Collected data entries:
*** Block opens ***
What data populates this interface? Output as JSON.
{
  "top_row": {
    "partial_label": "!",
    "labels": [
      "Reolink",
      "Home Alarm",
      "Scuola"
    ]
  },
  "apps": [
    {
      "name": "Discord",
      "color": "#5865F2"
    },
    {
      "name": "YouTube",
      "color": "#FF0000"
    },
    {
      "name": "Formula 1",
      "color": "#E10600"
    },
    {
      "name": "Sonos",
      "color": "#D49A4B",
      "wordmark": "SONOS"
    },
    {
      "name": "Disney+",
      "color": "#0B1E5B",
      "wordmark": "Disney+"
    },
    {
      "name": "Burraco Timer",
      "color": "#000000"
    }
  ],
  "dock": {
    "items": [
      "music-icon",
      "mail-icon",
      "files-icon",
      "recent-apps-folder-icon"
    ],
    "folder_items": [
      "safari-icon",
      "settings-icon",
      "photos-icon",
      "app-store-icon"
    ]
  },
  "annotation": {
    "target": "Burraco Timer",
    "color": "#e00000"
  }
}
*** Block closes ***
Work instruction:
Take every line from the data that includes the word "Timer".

Your response:
      "name": "Burraco Timer",
    "target": "Burraco Timer",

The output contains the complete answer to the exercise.